**EXERCISE GOAL**
Keep the images out and set the listing below down word for word.
>>>
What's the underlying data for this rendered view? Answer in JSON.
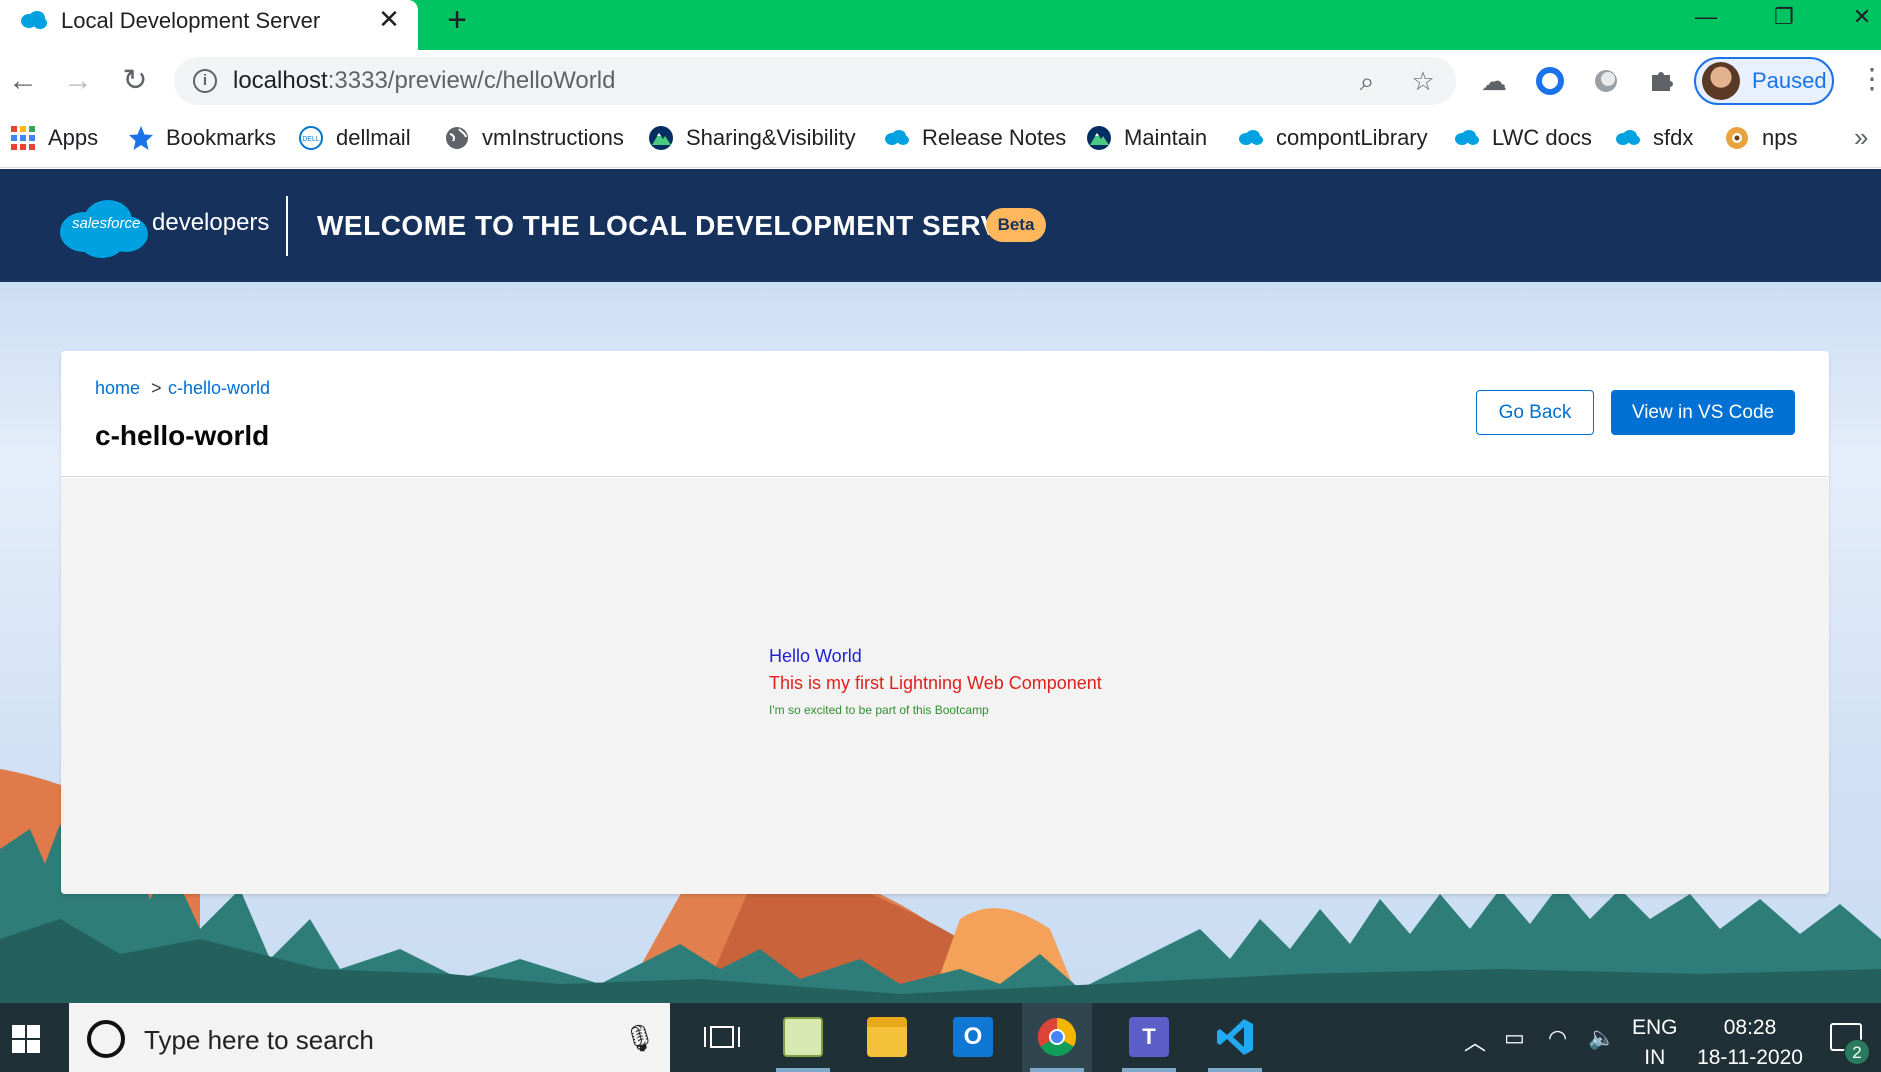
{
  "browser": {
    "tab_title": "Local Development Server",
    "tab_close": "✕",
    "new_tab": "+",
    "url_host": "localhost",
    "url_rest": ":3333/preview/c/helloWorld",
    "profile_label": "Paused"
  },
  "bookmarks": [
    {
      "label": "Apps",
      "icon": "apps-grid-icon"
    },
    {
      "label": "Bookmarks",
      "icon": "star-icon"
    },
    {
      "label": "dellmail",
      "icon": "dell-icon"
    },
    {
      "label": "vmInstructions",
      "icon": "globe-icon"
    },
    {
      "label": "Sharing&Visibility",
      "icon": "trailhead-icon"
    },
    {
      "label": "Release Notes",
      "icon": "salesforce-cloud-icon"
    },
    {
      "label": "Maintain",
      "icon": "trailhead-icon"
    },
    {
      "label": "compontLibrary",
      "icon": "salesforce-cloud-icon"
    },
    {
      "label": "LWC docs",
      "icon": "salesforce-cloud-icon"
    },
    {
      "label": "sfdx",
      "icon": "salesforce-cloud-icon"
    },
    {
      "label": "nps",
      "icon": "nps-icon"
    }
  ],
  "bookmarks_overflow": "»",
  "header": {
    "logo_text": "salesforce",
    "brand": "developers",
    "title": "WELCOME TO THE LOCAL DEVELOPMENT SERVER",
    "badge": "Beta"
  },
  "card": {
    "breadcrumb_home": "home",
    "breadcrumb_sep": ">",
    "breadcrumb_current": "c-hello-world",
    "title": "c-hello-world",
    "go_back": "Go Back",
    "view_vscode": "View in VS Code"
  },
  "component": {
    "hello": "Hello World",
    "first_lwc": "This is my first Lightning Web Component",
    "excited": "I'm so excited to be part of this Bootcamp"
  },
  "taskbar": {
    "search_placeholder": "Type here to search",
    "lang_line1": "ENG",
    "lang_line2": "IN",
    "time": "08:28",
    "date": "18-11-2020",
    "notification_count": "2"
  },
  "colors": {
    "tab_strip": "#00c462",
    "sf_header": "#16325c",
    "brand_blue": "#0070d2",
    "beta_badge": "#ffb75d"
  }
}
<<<
**RESULT FOR THIS TASK**
What's the underlying data for this rendered view? Answer in JSON.
{
  "browser": {
    "tab_title": "Local Development Server",
    "tab_close": "✕",
    "new_tab": "+",
    "url_host": "localhost",
    "url_rest": ":3333/preview/c/helloWorld",
    "profile_label": "Paused"
  },
  "bookmarks": [
    {
      "label": "Apps",
      "icon": "apps-grid-icon"
    },
    {
      "label": "Bookmarks",
      "icon": "star-icon"
    },
    {
      "label": "dellmail",
      "icon": "dell-icon"
    },
    {
      "label": "vmInstructions",
      "icon": "globe-icon"
    },
    {
      "label": "Sharing&Visibility",
      "icon": "trailhead-icon"
    },
    {
      "label": "Release Notes",
      "icon": "salesforce-cloud-icon"
    },
    {
      "label": "Maintain",
      "icon": "trailhead-icon"
    },
    {
      "label": "compontLibrary",
      "icon": "salesforce-cloud-icon"
    },
    {
      "label": "LWC docs",
      "icon": "salesforce-cloud-icon"
    },
    {
      "label": "sfdx",
      "icon": "salesforce-cloud-icon"
    },
    {
      "label": "nps",
      "icon": "nps-icon"
    }
  ],
  "bookmarks_overflow": "»",
  "header": {
    "logo_text": "salesforce",
    "brand": "developers",
    "title": "WELCOME TO THE LOCAL DEVELOPMENT SERVER",
    "badge": "Beta"
  },
  "card": {
    "breadcrumb_home": "home",
    "breadcrumb_sep": ">",
    "breadcrumb_current": "c-hello-world",
    "title": "c-hello-world",
    "go_back": "Go Back",
    "view_vscode": "View in VS Code"
  },
  "component": {
    "hello": "Hello World",
    "first_lwc": "This is my first Lightning Web Component",
    "excited": "I'm so excited to be part of this Bootcamp"
  },
  "taskbar": {
    "search_placeholder": "Type here to search",
    "lang_line1": "ENG",
    "lang_line2": "IN",
    "time": "08:28",
    "date": "18-11-2020",
    "notification_count": "2"
  },
  "colors": {
    "tab_strip": "#00c462",
    "sf_header": "#16325c",
    "brand_blue": "#0070d2",
    "beta_badge": "#ffb75d"
  }
}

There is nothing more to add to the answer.